Skip to main content

Can a quit claim deed secure a debt using real property? Or are there other ways?

Santa Barbara, CA |

I am 82. My monthly income from SS is $2000. My ONLY asset is the equity of $140,000 in my home. (Value = $300,000, mortgage = $160,000)

I recently had to borrow $53,000 from my daughter and would like to secure the debt, such that she has an interest in my home. I do NOT want to merely have this debt in my will (i.e. to let her inherit $53k more than her siblings---my kids will get equal shares of my estate.) Because if in future i need Medicaid for nursing home care, all the equity in my home may be used for Medicaid's recovery from my estate after I die, and my daughter would lose $53k.

How can I secure the debt using my house? Is it a quit claim deed? Or some other document? Must I transfer to her "quarter" or some fraction of interest, or can I put $53k? Sorry, No $ for atty.

Attorney Answers 4


A quit claim deed is NOT what you need. It will deed away your property and you've already outlined the problems. What you need is a note secured by a Trust Deed. A local real estate lawyer can help and it shouldn't cost too much.

Actively practicing law in Texas. Inactive licenses in Arizona and Georgia. All answers are general in nature and no attorney/client relationship exists in this forum.

Mark as helpful

6 lawyers agree


As mentioned by attorney Smith you would need real estate attorney to prepare a deed of trust along with note and not quit claim deed.

However before you rush to that option since you mentioned medicaids recovery from your estate you should seek advise of estate planning attorney to be informed about special medi-benefits estate planning for folks like you who have a home to protect against government liens.

So you should be informed about all those issues so that you make the best and efficient decision to protect your assets for your estate.

Best of luck.

In addition to AVVO's disclaimer, please note that by this answer no attorney client relationship is intended mor entered into and unless there is a signed retainer agreement in place, neither me nor anyone in our office has intended to solicit clients nor reprints them. The answers are general in nature and without weighing specifics of particular query. No answer should be relied on in whole or in part, directly or otherwise to act or not to act in pursue of any of your potential claims in law or equity. You should consult with and obtain advise or representation of an attorney to protect your rights regarding your case or matter.

Mark as helpful

4 lawyers agree

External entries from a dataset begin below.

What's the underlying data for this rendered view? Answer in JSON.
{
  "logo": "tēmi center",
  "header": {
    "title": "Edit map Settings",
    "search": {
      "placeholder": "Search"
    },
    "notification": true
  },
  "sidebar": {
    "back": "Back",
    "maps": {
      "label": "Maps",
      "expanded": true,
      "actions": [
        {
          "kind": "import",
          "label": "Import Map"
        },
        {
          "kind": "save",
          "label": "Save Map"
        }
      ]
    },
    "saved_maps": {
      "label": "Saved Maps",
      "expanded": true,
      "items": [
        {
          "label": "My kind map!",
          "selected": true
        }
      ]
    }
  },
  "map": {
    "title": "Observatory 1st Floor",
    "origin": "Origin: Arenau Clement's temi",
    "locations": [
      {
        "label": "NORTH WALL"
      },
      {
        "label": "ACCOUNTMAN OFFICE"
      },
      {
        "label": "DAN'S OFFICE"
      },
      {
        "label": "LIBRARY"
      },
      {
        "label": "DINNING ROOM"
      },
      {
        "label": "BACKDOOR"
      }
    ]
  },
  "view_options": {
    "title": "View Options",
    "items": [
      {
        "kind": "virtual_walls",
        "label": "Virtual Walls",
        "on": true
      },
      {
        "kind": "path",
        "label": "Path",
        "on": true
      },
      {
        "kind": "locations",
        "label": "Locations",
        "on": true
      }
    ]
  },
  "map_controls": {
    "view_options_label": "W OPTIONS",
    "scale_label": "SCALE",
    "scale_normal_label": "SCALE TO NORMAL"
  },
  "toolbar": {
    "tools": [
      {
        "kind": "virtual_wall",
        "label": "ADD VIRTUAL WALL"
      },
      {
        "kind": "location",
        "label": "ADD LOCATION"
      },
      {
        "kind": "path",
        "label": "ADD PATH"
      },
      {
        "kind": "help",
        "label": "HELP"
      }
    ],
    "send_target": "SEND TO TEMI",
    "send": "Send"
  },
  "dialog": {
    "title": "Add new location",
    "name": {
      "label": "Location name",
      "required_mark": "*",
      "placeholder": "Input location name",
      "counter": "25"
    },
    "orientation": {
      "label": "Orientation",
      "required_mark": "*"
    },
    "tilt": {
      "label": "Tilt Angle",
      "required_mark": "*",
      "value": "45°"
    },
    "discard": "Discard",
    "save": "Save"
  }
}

There are two simple ways to protect her loan to you ahead of other heirs or creditors: Convey a Deed of Trust to her, which is like a mortgage...or add her to title via the quit claim or other deed. The choice comes down to how much you want to give her. Do you want to limit her "cut" to her loan amount plus some interest? or do you want to convey a percentage of your current equity PLUS future appreciation?

Mark as helpful

8 lawyers agree


A deed of trust would secure the debt against the home. A quitclaim deed would give all of your interest in the home to your daughter. A quitclaim deed will most likely trigger a due on sale clause on meaning the entire balance of your mortgage may become due upon the transfer.

Thus, without knowing more about the situation, execute and file with the county recorder a deed of trust.

Morales Law
115 W. Mission Street
Santa Barbara, CA 93101
(805) 845-5405

All content posted on and is for educational purposes only and should not be relied on as legal advice. Any information conveyed to, or by telephone to the Law Offices of Marcus W. Morales does not create an attorney-client relationship until an attorney-client fee agreement has been entered into and signed by both parties.

Mark as helpful

4 lawyers agree

Wills and estates topics

Recommended articles about Wills and estates

What others are asking

Can't find what you're looking for?

Post a free question on our public forum.

Ask a Question

- or -

Search for lawyers by reviews and ratings.

Find a Lawyer

Browse all legal topics